Degeneration De*gen`er*a"tion, n. [Cf. F. d['e]g['e]n['e]ration.] 1. The act or state of growing worse, or the state of having become worse; decline; degradation; debasement; degeneracy; deterioration. Our degeneration and apostasy. --Bates. 2. (Physiol.) That condition of a tissue or an organ in which its vitality has become either diminished or perverted; a substitution of a lower for a higher form of structure; as, fatty degeneration of the liver. 3. (Biol.) A gradual deterioration, from natural causes, of any class of animals or plants or any particular organ or organs; hereditary degradation of type. 4. The thing degenerated. [R.] Cockle, aracus, . . . and other degenerations. --Sir T. Browne. Amyloid degeneration, Caseous degeneration, etc. See under Amyloid, Caseous, etc.
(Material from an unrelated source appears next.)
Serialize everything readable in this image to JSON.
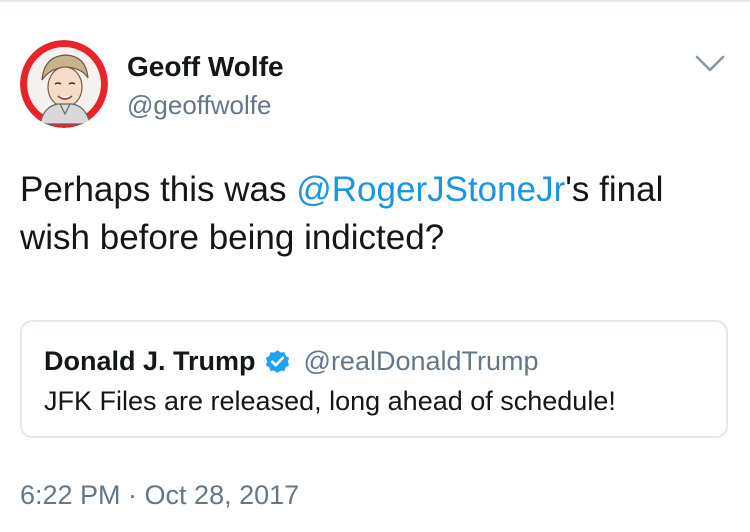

Amyloid Am"y*loid, Amyloidal Am`y*loid"al, a. [L. amylum starch + -oid.] Resembling or containing amyl; starchlike. Amyloid degeneration (Med.), a diseased condition of various organs of the body, produced by the deposit of an albuminous substance, giving a blue color with iodine and sulphuric acid; -- called also waxy or lardaceous degeneration.